- - Wednesday, August 6, 2014

Judged by the noise the homosexual lobby makes, with its parades and strutting in the popular media, you might think nearly everybody in America wears the lavender with the pride of the Irish in the wearing of the green. But gays may now be suffering buyer’s remorse after getting the results of a long-sought federal census to count those indulging the love that dares to shout its name. The first survey of sexual orientation was meant to confirm exaggerated estimates of the number of gays. It didn’t turn out that way.

The survey taken by the Centers for Disease Control and Prevention asked a simple question of 34,557 adults nationwide: “Which of the following best represents how you think of yourself?” The five possible answers were straight, lesbian/gay, bisexual, “something else” and “I don’t know the answer.” Transgenders, the “T” in LGBT, were not included.

The survey found that a mere 1.6 percent of the adult population self-identifies as “lesbian/gay,” and an even smaller 0.7 percent told interviewers they were bisexual. The bisexuals were outnumbered by the 1.1 percent who didn’t know, wouldn’t answer or said they were “something else.”

This result was far from the 10 percent that homosexual rights advocates have claimed since the 1970s. That figure was lifted from a book by discredited sex researcher Alfred Kinsey, who based his findings in part on interviews of men in prison. The 10 percent figure has been cited to invoke solidarity with the civil rights movement by approaching the 12 percent share of the national population that is black.

The results of the new federal survey is similar to other research, such as a 2011 study from the pro-homosexual Williams Institute at UCLA, which counted 1.7 percent of the population identifying as homosexual and 1.8 percent as bisexual.

Perhaps as a result of the Williams study, some homosexual activists have dialed the 10 percent figure back somewhat, closer to 4 percent to 5 percent, but the CDC findings suggest that even those numbers are exaggerated.

What’s not exaggerated is the size of the lobby’s political action fund, which spent $6 million to elect President Obama and congressional Democrats in 2012. That’s more than gun rights organizations mustered, even though gun owners make up at least half of the population.

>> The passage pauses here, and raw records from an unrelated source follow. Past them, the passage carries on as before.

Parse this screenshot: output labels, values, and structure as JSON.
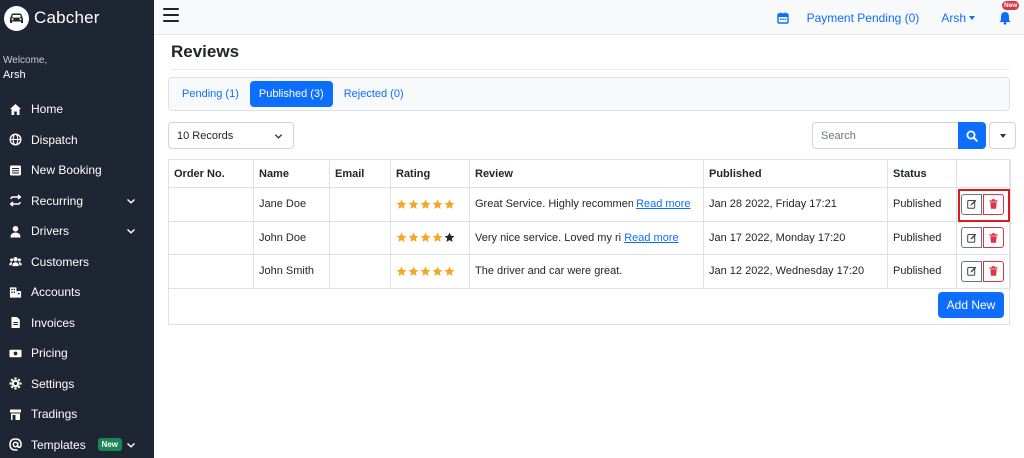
{
  "brand": {
    "name": "Cabcher"
  },
  "welcome": {
    "label": "Welcome,",
    "user": "Arsh"
  },
  "sidebar": {
    "items": [
      {
        "label": "Home",
        "icon": "home-icon"
      },
      {
        "label": "Dispatch",
        "icon": "globe-icon"
      },
      {
        "label": "New Booking",
        "icon": "list-icon"
      },
      {
        "label": "Recurring",
        "icon": "repeat-icon",
        "chevron": true
      },
      {
        "label": "Drivers",
        "icon": "user-icon",
        "chevron": true
      },
      {
        "label": "Customers",
        "icon": "users-icon"
      },
      {
        "label": "Accounts",
        "icon": "building-icon"
      },
      {
        "label": "Invoices",
        "icon": "file-icon"
      },
      {
        "label": "Pricing",
        "icon": "money-icon"
      },
      {
        "label": "Settings",
        "icon": "gear-icon"
      },
      {
        "label": "Tradings",
        "icon": "store-icon"
      },
      {
        "label": "Templates",
        "icon": "at-icon",
        "badge": "New",
        "chevron": true
      }
    ]
  },
  "topbar": {
    "payment_pending": "Payment Pending (0)",
    "user": "Arsh",
    "bell_badge": "New"
  },
  "page": {
    "title": "Reviews"
  },
  "tabs": [
    {
      "label": "Pending (1)",
      "active": false
    },
    {
      "label": "Published (3)",
      "active": true
    },
    {
      "label": "Rejected (0)",
      "active": false
    }
  ],
  "records": {
    "selected": "10 Records"
  },
  "search": {
    "placeholder": "Search"
  },
  "table": {
    "headers": [
      "Order No.",
      "Name",
      "Email",
      "Rating",
      "Review",
      "Published",
      "Status",
      ""
    ],
    "rows": [
      {
        "order": "",
        "name": "Jane Doe",
        "email": "",
        "rating": 5,
        "review": "Great Service. Highly recommen",
        "read_more": "Read more",
        "published": "Jan 28 2022, Friday 17:21",
        "status": "Published"
      },
      {
        "order": "",
        "name": "John Doe",
        "email": "",
        "rating": 4,
        "review": "Very nice service. Loved my ri",
        "read_more": "Read more",
        "published": "Jan 17 2022, Monday 17:20",
        "status": "Published"
      },
      {
        "order": "",
        "name": "John Smith",
        "email": "",
        "rating": 5,
        "review": "The driver and car were great.",
        "read_more": "",
        "published": "Jan 12 2022, Wednesday 17:20",
        "status": "Published"
      }
    ]
  },
  "actions": {
    "add_new": "Add New"
  },
  "colors": {
    "sidebar_bg": "#1f2633",
    "accent": "#0d6efd",
    "star": "#f5a623",
    "danger": "#dc3545",
    "highlight": "#e0191e"
  }
}
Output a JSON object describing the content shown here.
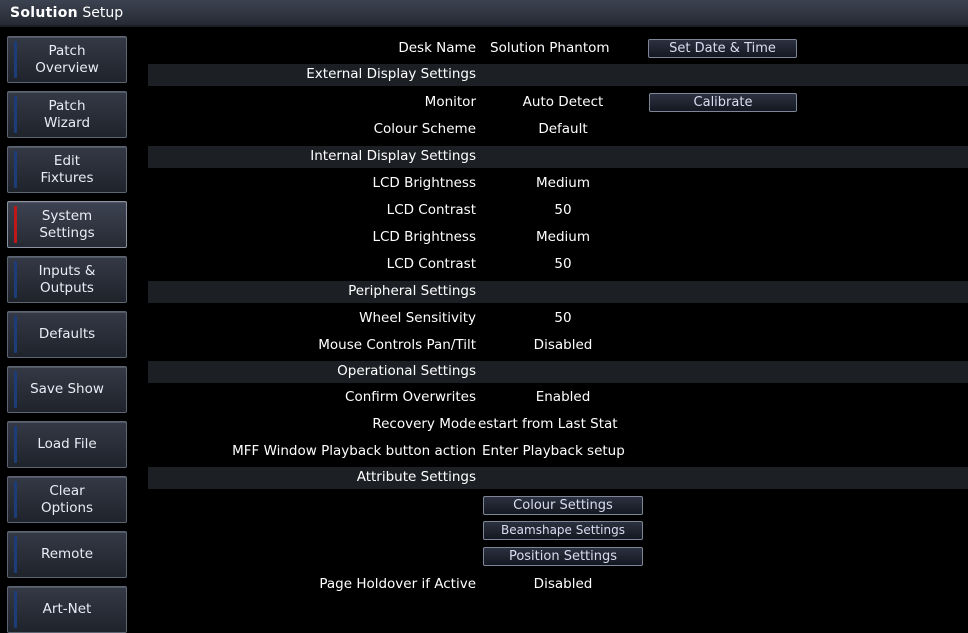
{
  "window": {
    "title_brand": "Solution",
    "title_rest": " Setup"
  },
  "sidebar": {
    "items": [
      {
        "label": "Patch\nOverview"
      },
      {
        "label": "Patch\nWizard"
      },
      {
        "label": "Edit\nFixtures"
      },
      {
        "label": "System\nSettings",
        "active": true
      },
      {
        "label": "Inputs &\nOutputs"
      },
      {
        "label": "Defaults"
      },
      {
        "label": "Save Show"
      },
      {
        "label": "Load File"
      },
      {
        "label": "Clear\nOptions"
      },
      {
        "label": "Remote"
      },
      {
        "label": "Art-Net"
      }
    ]
  },
  "settings": {
    "desk_name": {
      "label": "Desk Name",
      "value": "Solution Phantom",
      "button": "Set Date & Time"
    },
    "external_display_header": "External Display Settings",
    "monitor": {
      "label": "Monitor",
      "value": "Auto Detect",
      "button": "Calibrate"
    },
    "colour_scheme": {
      "label": "Colour Scheme",
      "value": "Default"
    },
    "internal_display_header": "Internal Display Settings",
    "lcd_brightness_1": {
      "label": "LCD Brightness",
      "value": "Medium"
    },
    "lcd_contrast_1": {
      "label": "LCD Contrast",
      "value": "50"
    },
    "lcd_brightness_2": {
      "label": "LCD Brightness",
      "value": "Medium"
    },
    "lcd_contrast_2": {
      "label": "LCD Contrast",
      "value": "50"
    },
    "peripheral_header": "Peripheral Settings",
    "wheel_sensitivity": {
      "label": "Wheel Sensitivity",
      "value": "50"
    },
    "mouse_pan_tilt": {
      "label": "Mouse Controls Pan/Tilt",
      "value": "Disabled"
    },
    "operational_header": "Operational Settings",
    "confirm_overwrites": {
      "label": "Confirm Overwrites",
      "value": "Enabled"
    },
    "recovery_mode": {
      "label": "Recovery Mode",
      "value": "estart from Last Stat"
    },
    "mff_playback": {
      "label": "MFF Window Playback button action",
      "value": "Enter Playback setup"
    },
    "attribute_header": "Attribute Settings",
    "colour_settings_button": "Colour Settings",
    "beamshape_settings_button": "Beamshape Settings",
    "position_settings_button": "Position Settings",
    "page_holdover": {
      "label": "Page Holdover if Active",
      "value": "Disabled"
    }
  },
  "colors": {
    "active_indicator": "#c01818",
    "idle_indicator": "#1c3d78",
    "band": "#1c1f24"
  }
}
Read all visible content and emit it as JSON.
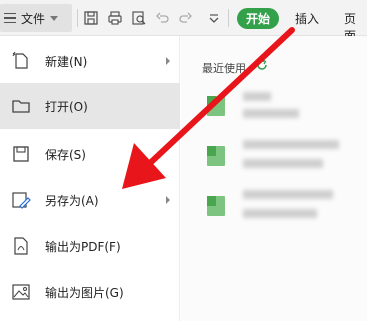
{
  "toolbar": {
    "file_label": "文件",
    "tabs": {
      "start": "开始",
      "insert": "插入",
      "page": "页面"
    }
  },
  "menu": {
    "items": [
      {
        "label": "新建(N)",
        "icon": "new-file-icon",
        "has_submenu": true
      },
      {
        "label": "打开(O)",
        "icon": "folder-icon",
        "active": true
      },
      {
        "label": "保存(S)",
        "icon": "save-icon"
      },
      {
        "label": "另存为(A)",
        "icon": "save-as-icon",
        "has_submenu": true
      },
      {
        "label": "输出为PDF(F)",
        "icon": "pdf-icon"
      },
      {
        "label": "输出为图片(G)",
        "icon": "image-icon"
      }
    ]
  },
  "recent": {
    "title": "最近使用",
    "icon": "refresh-icon"
  },
  "colors": {
    "accent": "#33a04a",
    "arrow": "#e8151b",
    "active_row": "#e6e6e6"
  }
}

The outsized campaign contributions explain why President Obama has been so eager to do special favors for homosexual organizations. Mr. Obama boasted to an audience at a White House “pride month” event that he had appointed 11 federal judges of the homosexual persuasion, which, as the new survey shows, far exceeds their statistical proportion of the public.

Mr. Obama refused to enforce the Defense of Marriage Act and repealed the military’s “don’t ask, don’t tell” policy to open the ranks of the military services for the first time to gays eager to declare themselves. “We’ve done more [for them] than any administration in history,” he said.

We can expect now to hear demands to revise the methodology of the National Health Interview Survey and try again. There are already complaints that the study is flawed. The way to cure the methodology is to set the percentage the gays want and make the numbers fit the noisy fantasy.